- **What to work on**
Nothing but the text of the records should come back; copy it exactly and leave the pictures out.

App and web page records
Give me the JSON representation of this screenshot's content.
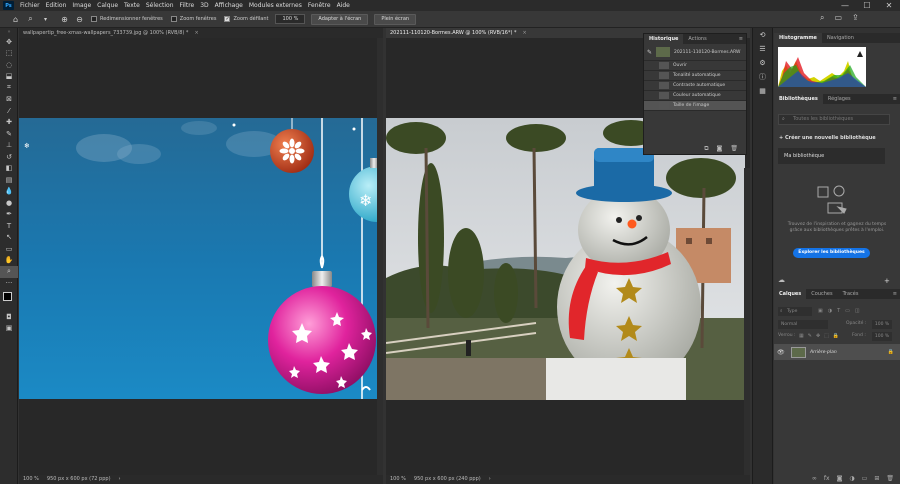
{
  "app": {
    "logo": "Ps"
  },
  "menu": [
    "Fichier",
    "Edition",
    "Image",
    "Calque",
    "Texte",
    "Sélection",
    "Filtre",
    "3D",
    "Affichage",
    "Modules externes",
    "Fenêtre",
    "Aide"
  ],
  "window_controls": {
    "minimize": "—",
    "maximize": "☐",
    "close": "✕"
  },
  "options": {
    "resize_windows": "Redimensionner fenêtres",
    "zoom_all": "Zoom fenêtres",
    "scrubby_zoom": "Zoom défilant",
    "zoom_value": "100 %",
    "fit_screen": "Adapter à l'écran",
    "fill_screen": "Plein écran"
  },
  "tools": [
    "move",
    "artboard",
    "lasso",
    "object-select",
    "crop",
    "frame",
    "eyedropper",
    "healing",
    "brush",
    "stamp",
    "history-brush",
    "eraser",
    "gradient",
    "blur",
    "dodge",
    "pen",
    "type",
    "path-select",
    "rectangle",
    "hand",
    "zoom"
  ],
  "doc_left": {
    "tab": "wallpapertip_free-xmas-wallpapers_733739.jpg @ 100% (RVB/8) *",
    "status_zoom": "100 %",
    "status_info": "950 px x 600 px (72 ppp)"
  },
  "doc_right": {
    "tab": "202111-110120-Bormes.ARW @ 100% (RVB/16*) *",
    "status_zoom": "100 %",
    "status_info": "950 px x 600 px (240 ppp)"
  },
  "history": {
    "tabs": [
      "Historique",
      "Actions"
    ],
    "snapshot": "202111-110120-Bormes.ARW",
    "items": [
      "Ouvrir",
      "Tonalité automatique",
      "Contraste automatique",
      "Couleur automatique",
      "Taille de l'image"
    ]
  },
  "histogram": {
    "tabs": [
      "Histogramme",
      "Navigation"
    ]
  },
  "libraries": {
    "tabs": [
      "Bibliothèques",
      "Réglages"
    ],
    "search_placeholder": "Toutes les bibliothèques",
    "create": "Créer une nouvelle bibliothèque",
    "my_library": "Ma bibliothèque",
    "description": "Trouvez de l'inspiration et gagnez du temps grâce aux bibliothèques prêtes à l'emploi.",
    "explore": "Explorer les bibliothèques"
  },
  "layers": {
    "tabs": [
      "Calques",
      "Couches",
      "Tracés"
    ],
    "filter_label": "Type",
    "blend_mode": "Normal",
    "opacity_label": "Opacité :",
    "opacity_value": "100 %",
    "lock_label": "Verrou :",
    "fill_label": "Fond :",
    "fill_value": "100 %",
    "layer_name": "Arrière-plan"
  },
  "colors": {
    "accent": "#31a8ff",
    "explore_button": "#1473e6",
    "selected_history": "#545454"
  }
}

- **Your solution**
Give me the JSON representation of this screenshot's content.
{
  "app": {
    "logo": "Ps"
  },
  "menu": [
    "Fichier",
    "Edition",
    "Image",
    "Calque",
    "Texte",
    "Sélection",
    "Filtre",
    "3D",
    "Affichage",
    "Modules externes",
    "Fenêtre",
    "Aide"
  ],
  "window_controls": {
    "minimize": "—",
    "maximize": "☐",
    "close": "✕"
  },
  "options": {
    "resize_windows": "Redimensionner fenêtres",
    "zoom_all": "Zoom fenêtres",
    "scrubby_zoom": "Zoom défilant",
    "zoom_value": "100 %",
    "fit_screen": "Adapter à l'écran",
    "fill_screen": "Plein écran"
  },
  "tools": [
    "move",
    "artboard",
    "lasso",
    "object-select",
    "crop",
    "frame",
    "eyedropper",
    "healing",
    "brush",
    "stamp",
    "history-brush",
    "eraser",
    "gradient",
    "blur",
    "dodge",
    "pen",
    "type",
    "path-select",
    "rectangle",
    "hand",
    "zoom"
  ],
  "doc_left": {
    "tab": "wallpapertip_free-xmas-wallpapers_733739.jpg @ 100% (RVB/8) *",
    "status_zoom": "100 %",
    "status_info": "950 px x 600 px (72 ppp)"
  },
  "doc_right": {
    "tab": "202111-110120-Bormes.ARW @ 100% (RVB/16*) *",
    "status_zoom": "100 %",
    "status_info": "950 px x 600 px (240 ppp)"
  },
  "history": {
    "tabs": [
      "Historique",
      "Actions"
    ],
    "snapshot": "202111-110120-Bormes.ARW",
    "items": [
      "Ouvrir",
      "Tonalité automatique",
      "Contraste automatique",
      "Couleur automatique",
      "Taille de l'image"
    ]
  },
  "histogram": {
    "tabs": [
      "Histogramme",
      "Navigation"
    ]
  },
  "libraries": {
    "tabs": [
      "Bibliothèques",
      "Réglages"
    ],
    "search_placeholder": "Toutes les bibliothèques",
    "create": "Créer une nouvelle bibliothèque",
    "my_library": "Ma bibliothèque",
    "description": "Trouvez de l'inspiration et gagnez du temps grâce aux bibliothèques prêtes à l'emploi.",
    "explore": "Explorer les bibliothèques"
  },
  "layers": {
    "tabs": [
      "Calques",
      "Couches",
      "Tracés"
    ],
    "filter_label": "Type",
    "blend_mode": "Normal",
    "opacity_label": "Opacité :",
    "opacity_value": "100 %",
    "lock_label": "Verrou :",
    "fill_label": "Fond :",
    "fill_value": "100 %",
    "layer_name": "Arrière-plan"
  },
  "colors": {
    "accent": "#31a8ff",
    "explore_button": "#1473e6",
    "selected_history": "#545454"
  }
}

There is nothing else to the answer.